William Robertson (historian)

From Wikipedia, the free encyclopedia
Jump to: navigation, search
This article is about the Scottish historian. For other people of the same name, see William Robertson (disambiguation).
William Robertson
William Robertson (1721-93)
Born (1721-09-19)19 September 1721
Borthwick, Midlothian,
Died 11 June 1793(1793-06-11) (aged 71)
Nationality Scottish
Education Dalkeith Grammar School
Alma mater University of Edinburgh
Known for Principal of the University of Edinburgh;
Moderator of the General Assembly of the Church of Scotland;
Historiographer Royal
The mausoleum of William Robertson, Greyfriars Kirkyard

Rev William Robertson FRSE FSA Scot DD (19 September 1721 – 11 June 1793) was a Scottish historian, minister in the Church of Scotland, and Principal of the University of Edinburgh. "The thirty years during which [he] presided over the University perhaps represent the highest point in its history."[1]
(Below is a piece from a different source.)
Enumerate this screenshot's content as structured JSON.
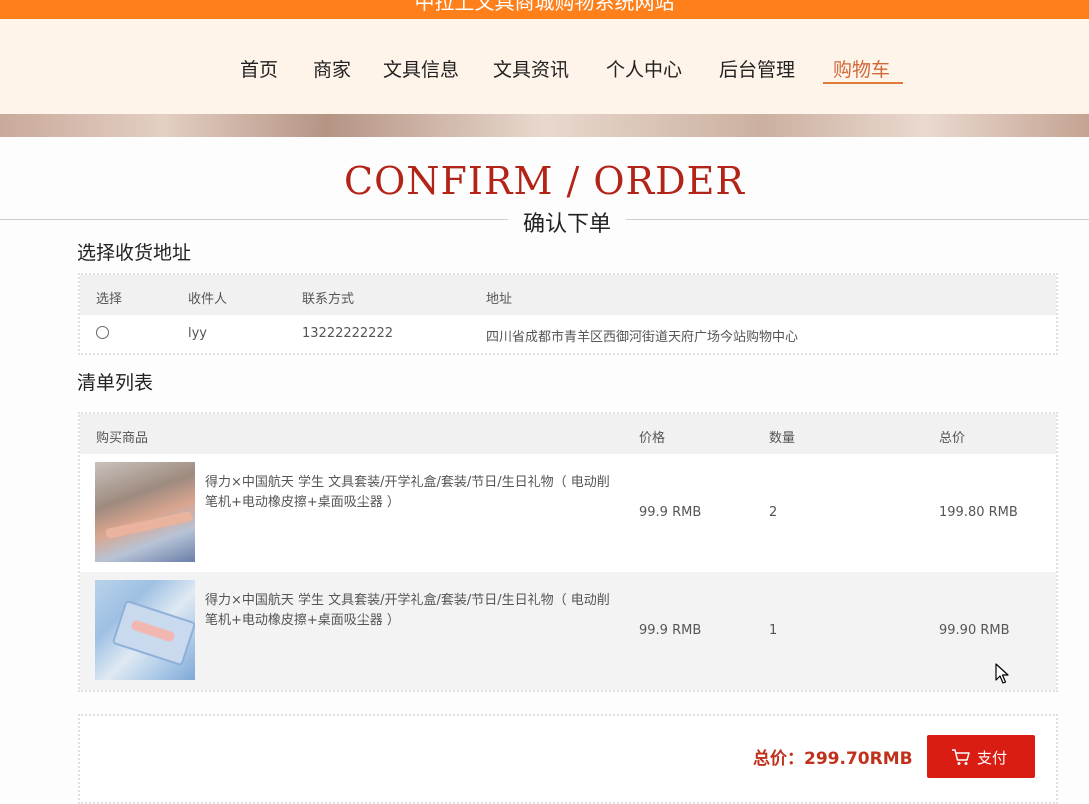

He was Chaplain of Stirling Castle and one of the King's Chaplains in Scotland.


Robertson was born at the manse of Borthwick, Midlothian, and educated at Borthwick Parish School and Dalkeith Grammar School. He was the son of Rev William Robertson and his wife Eleanor Pitcairn. The family moved to Edinburgh when his father became appointed minister of Old Greyfriars Kirk.

He studied Divinity at the University of Edinburgh (1733–41), and was licensed to preach in 1741. He was granted a Doctor of Divinity in 1759.[2] He became minister at Gladsmuir (East Lothian) in 1743 and in 1759 at Lady Yester's Kirk and Greyfriars Kirk in Edinburgh. A staunch Presbyterian and Whig, he volunteered to defend the city against the Jacobites led by Prince Charles Edward Stuart in 1745.

In 1754 he was an original member of the Edinburgh Select Society.[3]

Cameo of Rev. William Robertson (1721-93), 1791, Scottish National Portrait Gallery

Robertson became royal chaplain to George III (1761), principal of the University of Edinburgh (1762), Moderator of the General Assembly of the Church of Scotland in 1763, and Historiographer Royal in 1764, reviving a role within the Royal household in Scotland that had been in abeyance from 1709 until 1763. He was also a member of The Poker Club.[4]

His most notable work was his History of Scotland 1542 - 1603, begun in 1753 and first published in 1759.[5]

He was a significant figure in the Scottish Enlightenment and also of the moderates in the Church of Scotland.[6]

In 1783 he was a founding member of the Royal Society of Edinburgh.

He died at Grange House in south Edinburgh (the huge now-demolished mansion which gave its name to the Grange district in Edinburgh) on 11 June 1793.[7] Robertson is buried at Greyfriars Kirkyard, Edinburgh. The grave is within a very large stone mausoleum. second only to William Adam's mausoleum immediately to the south. Both stand to the south-west of the church, near the entrance to the Covenanters Prison.


He gives his name to the William Robertson Building of the Old Medical School buildings at the University of Edinburgh on Teviot Place, home to the School of History, Classics and Archaeology.


Robertson married Mary Nisbet in 1751. They had three sons:

  • Hon William Robertson, Lord Robertson FRSE, Senator of the College of Justice (1753-1835)
  • General James Robertson (d.1845)
  • Lt Col David Robertson McDonald FRSE (1761-1845)

All three sons are buried in Greyfriars Kirkyard in individual plots behind their father's mausoleum.

One of his daughters married the author Patrick Brydone FRSE and another to John Russell co-founder of the Royal Society of Edinburgh.



  1. ^ Horn, D. B., A Short History of the University of Edinburgh: 1556-1889, 1967, p.76
  2. ^ Waterston, Charles D; Macmillan Shearer, A (July 2006). Former Fellows of the Royal Society of Edinburgh 1783-2002: Biographical Index (PDF) II. Edinburgh: The Royal Society of Edinburgh. ISBN 978-0-902198-84-5. Retrieved 29 September 2010. 
  3. ^ https://www.royalsoced.org.uk/cms/files/fellows/biographical_index/fells_indexp2.pdf
  4. ^ The Poker Club
  5. ^ David J. Womersley, "The historical writings of William Robertson." Journal of the History of Ideas (1986): 497-506. in JSTOR
  6. ^ Shefr, R. B., Church and Society in the Scottish Enlightenment: The Moderate Literati of Edinburgh, Princeton, 1985.
  7. ^ https://www.royalsoced.org.uk/cms/files/fellows/biographical_index/fells_indexp2.pdf

Further reading[edit]

  • Brown, S. J. (ed.), William Robertson and the Expansion of Empire, Cambridge, 1997

External links[edit]

Preceded by
John Gowdie
Principal, University of Edinburgh
Succeeded by
George Husband Baird